● **REQUIRED WORK**
Return each line of the listing that follows in which the string "JSON" can be found.

● **EXERCISE INPUT**

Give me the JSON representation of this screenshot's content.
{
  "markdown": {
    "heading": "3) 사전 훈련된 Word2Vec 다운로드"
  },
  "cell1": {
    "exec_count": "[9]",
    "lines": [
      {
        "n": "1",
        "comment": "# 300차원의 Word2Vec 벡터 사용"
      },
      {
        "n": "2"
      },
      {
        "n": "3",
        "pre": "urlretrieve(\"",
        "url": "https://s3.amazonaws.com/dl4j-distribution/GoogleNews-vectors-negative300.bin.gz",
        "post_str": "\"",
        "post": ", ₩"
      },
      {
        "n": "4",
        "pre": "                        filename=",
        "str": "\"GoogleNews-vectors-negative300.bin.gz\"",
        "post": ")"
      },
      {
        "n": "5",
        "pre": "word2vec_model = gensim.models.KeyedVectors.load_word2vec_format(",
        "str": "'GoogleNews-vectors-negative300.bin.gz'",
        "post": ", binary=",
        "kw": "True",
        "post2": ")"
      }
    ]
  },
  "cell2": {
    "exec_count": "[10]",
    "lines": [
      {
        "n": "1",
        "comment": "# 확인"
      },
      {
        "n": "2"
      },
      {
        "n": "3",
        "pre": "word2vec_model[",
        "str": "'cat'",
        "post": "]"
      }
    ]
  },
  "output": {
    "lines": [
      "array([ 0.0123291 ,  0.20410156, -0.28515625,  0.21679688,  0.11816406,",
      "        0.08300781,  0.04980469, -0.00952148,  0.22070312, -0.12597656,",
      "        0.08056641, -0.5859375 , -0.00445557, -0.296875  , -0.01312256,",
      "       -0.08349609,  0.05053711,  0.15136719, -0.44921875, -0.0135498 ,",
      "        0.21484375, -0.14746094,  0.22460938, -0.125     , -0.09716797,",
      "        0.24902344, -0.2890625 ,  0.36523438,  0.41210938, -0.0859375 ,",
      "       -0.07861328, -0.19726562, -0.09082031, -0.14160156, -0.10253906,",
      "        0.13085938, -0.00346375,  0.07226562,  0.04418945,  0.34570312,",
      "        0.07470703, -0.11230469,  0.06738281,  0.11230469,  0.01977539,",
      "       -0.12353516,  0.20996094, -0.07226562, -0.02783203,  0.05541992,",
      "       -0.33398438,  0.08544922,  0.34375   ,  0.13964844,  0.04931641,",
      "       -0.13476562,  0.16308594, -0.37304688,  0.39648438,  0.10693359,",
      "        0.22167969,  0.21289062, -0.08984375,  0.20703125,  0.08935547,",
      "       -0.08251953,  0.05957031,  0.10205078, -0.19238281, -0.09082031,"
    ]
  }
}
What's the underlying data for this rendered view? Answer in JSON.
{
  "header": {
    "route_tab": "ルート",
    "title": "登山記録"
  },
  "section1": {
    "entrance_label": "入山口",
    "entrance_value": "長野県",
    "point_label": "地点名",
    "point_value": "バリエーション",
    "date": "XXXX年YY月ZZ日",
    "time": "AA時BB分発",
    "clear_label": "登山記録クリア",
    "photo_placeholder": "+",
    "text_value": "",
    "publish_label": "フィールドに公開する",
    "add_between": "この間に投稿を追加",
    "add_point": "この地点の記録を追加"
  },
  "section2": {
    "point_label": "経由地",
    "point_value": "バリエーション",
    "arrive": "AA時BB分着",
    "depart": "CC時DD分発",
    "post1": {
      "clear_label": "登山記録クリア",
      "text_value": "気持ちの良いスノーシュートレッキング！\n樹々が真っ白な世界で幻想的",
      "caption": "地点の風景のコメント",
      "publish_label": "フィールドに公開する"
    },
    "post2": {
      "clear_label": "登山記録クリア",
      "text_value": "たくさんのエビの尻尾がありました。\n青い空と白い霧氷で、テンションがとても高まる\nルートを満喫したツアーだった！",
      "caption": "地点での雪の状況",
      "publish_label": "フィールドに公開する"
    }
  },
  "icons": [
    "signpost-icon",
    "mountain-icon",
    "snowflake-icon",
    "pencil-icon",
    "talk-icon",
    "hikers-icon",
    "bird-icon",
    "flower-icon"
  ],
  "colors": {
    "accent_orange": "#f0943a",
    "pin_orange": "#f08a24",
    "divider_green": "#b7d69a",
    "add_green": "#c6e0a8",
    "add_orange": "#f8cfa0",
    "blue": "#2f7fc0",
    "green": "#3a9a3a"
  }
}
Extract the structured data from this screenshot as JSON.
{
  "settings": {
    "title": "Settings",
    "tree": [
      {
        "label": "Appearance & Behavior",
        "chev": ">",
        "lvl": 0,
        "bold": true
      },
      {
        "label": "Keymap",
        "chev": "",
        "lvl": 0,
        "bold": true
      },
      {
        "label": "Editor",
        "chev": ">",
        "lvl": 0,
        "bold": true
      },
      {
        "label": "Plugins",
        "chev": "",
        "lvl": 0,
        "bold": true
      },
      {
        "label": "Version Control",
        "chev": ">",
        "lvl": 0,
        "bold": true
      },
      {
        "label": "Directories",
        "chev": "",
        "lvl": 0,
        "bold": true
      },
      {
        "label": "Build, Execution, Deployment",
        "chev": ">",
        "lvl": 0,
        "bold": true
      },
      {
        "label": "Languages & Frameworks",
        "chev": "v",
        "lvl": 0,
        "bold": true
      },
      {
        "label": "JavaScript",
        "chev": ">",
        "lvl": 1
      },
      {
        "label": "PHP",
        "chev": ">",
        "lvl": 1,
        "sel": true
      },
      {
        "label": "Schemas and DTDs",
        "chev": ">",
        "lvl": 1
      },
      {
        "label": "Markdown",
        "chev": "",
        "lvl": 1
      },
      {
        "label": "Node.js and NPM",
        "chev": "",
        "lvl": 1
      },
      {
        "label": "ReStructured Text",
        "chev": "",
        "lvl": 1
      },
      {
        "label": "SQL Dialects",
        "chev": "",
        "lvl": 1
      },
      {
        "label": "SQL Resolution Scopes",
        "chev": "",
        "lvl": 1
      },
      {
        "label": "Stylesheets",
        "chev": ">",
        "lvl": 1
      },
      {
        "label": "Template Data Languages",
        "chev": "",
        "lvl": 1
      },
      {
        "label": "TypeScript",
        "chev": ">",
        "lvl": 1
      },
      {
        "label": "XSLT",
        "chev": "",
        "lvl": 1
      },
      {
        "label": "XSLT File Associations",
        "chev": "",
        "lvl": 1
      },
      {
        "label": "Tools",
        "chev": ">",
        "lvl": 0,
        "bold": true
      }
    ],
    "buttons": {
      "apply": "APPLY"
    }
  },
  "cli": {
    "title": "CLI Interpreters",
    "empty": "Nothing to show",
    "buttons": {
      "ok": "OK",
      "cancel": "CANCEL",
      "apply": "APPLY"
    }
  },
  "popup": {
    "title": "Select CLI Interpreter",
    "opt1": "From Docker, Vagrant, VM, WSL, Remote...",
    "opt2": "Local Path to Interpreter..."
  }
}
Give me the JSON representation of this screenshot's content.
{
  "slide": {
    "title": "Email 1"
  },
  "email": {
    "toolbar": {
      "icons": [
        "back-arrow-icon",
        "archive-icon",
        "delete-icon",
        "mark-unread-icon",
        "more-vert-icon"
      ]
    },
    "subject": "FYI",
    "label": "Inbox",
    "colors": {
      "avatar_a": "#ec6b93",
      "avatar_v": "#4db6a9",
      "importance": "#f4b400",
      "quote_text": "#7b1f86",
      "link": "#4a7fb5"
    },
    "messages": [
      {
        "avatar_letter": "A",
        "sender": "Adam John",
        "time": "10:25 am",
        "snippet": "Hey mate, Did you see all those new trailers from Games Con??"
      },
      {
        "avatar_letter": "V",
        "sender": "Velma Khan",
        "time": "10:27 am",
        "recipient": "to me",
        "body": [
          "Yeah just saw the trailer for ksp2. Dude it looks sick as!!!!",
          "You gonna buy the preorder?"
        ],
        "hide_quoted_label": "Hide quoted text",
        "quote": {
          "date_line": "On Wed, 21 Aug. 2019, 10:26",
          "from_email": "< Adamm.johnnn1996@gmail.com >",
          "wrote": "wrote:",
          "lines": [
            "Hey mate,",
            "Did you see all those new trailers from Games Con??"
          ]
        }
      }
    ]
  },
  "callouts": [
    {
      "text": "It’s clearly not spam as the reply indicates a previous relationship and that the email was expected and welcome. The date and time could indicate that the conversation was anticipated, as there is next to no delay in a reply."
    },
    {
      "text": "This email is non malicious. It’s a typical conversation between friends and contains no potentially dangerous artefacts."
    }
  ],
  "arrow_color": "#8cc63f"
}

● **EXPECTED ANSWER**
Give me the JSON representation of this screenshot's content.
What's the underlying data for this rendered view? Answer in JSON.
Extract the structured data from this screenshot as JSON.
Give me the JSON representation of this screenshot's content.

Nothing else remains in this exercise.